Louis Marx was born in Brooklyn, New York in 1896. This was the beginning of the man who would later become known as “THE TOY KING.” Marx got his first taste of the toy business while only a teenager. He worked for toy manufacturer Ferdinand Strauss. Strauss’s company produced tin lithographed windup toys. By the time that Marx had reached the ripe old age of 21, He has worked his way up to a director in the Strauss Company. Marx and Strauss had a difference of opinion and Marx left the Company. Louis Marx bought several of the no-longer-used dies from Strauss and started his own company

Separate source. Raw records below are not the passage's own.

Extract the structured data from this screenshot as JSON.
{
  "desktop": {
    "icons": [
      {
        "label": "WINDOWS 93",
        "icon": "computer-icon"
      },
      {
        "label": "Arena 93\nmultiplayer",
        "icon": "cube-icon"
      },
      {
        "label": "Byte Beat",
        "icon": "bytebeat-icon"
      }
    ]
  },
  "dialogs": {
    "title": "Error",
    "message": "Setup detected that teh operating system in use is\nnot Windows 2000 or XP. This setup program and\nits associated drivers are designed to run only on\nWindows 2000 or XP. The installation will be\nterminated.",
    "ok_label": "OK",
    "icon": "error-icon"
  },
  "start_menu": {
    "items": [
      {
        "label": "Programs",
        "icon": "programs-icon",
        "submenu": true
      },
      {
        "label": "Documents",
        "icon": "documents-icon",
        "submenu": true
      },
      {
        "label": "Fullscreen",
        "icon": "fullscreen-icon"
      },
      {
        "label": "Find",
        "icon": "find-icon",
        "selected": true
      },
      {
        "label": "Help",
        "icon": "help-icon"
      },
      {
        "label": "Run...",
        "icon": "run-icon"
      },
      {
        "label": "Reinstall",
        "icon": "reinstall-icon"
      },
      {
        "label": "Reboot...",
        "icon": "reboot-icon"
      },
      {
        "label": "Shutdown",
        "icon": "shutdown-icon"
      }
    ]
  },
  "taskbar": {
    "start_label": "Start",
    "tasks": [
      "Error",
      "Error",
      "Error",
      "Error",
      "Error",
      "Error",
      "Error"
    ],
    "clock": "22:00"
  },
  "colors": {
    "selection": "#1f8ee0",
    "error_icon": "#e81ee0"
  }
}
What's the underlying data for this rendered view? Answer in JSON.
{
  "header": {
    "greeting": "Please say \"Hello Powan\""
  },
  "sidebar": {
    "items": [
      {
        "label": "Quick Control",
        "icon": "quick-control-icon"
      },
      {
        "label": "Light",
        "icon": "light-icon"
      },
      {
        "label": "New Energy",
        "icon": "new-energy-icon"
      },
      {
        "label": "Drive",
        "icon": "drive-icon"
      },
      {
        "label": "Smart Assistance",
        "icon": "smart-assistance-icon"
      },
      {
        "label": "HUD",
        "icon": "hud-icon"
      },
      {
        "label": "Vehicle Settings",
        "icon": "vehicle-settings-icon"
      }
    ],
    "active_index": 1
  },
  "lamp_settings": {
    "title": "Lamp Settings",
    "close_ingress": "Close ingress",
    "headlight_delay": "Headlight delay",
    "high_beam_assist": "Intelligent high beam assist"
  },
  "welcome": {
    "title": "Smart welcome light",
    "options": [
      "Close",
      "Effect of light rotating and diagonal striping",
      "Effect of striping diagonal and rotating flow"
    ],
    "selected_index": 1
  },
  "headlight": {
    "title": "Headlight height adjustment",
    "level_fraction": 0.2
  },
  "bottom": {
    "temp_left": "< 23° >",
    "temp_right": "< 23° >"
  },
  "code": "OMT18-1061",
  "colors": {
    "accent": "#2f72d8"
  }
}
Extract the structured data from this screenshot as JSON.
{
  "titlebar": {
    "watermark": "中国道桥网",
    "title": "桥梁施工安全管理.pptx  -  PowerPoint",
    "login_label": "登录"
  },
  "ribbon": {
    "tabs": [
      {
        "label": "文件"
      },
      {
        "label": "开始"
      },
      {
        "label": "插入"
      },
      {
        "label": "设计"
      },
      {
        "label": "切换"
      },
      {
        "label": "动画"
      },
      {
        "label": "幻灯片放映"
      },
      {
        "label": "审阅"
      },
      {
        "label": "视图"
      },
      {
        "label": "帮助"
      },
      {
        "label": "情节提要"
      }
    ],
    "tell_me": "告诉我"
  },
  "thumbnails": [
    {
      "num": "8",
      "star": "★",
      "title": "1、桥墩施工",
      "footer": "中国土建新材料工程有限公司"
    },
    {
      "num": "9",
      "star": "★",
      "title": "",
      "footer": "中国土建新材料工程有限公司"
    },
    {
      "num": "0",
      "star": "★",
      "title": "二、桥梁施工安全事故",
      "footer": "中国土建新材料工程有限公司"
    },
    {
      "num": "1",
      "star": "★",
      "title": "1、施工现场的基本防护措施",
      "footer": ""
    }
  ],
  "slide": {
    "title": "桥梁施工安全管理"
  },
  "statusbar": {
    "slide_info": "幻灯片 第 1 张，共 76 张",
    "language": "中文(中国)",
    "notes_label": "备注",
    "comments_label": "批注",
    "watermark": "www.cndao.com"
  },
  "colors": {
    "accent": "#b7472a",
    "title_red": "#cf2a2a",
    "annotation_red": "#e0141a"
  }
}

World War II brought a lot of new technology, one being new developments in plastic injection molding. The very late 1940’s and early 1950’s saw the birth of the playset era. The early playsets had chubby figures that were molded in a rubber-type material. These were somewhat crude in detail. The theme of these first playsets was western. As time passed, the molding material changed to a poly plastic material and the detail of the figures was very defined. Many of these figures are now considered very collectable and also some of the best plastic figures produced in the 1950s, 1960s, and early 1970s. Joe Ferriot did the sculpture work for about 90% of the Marx figures. The playsets were such a big hit that they became the mainstay of the Marx Toy Company form the late fifties thru the 1960’s. Most of the playsets were sold thru stores like Sears and Montgomery Ward and even Spiegel. Playsets were now added to encompass not only western themes but also farms, doll houses, gas stations, military, and TV related shows. The Marx Toy Company empire had grown so large that factories were located in both the U.S. and overseas.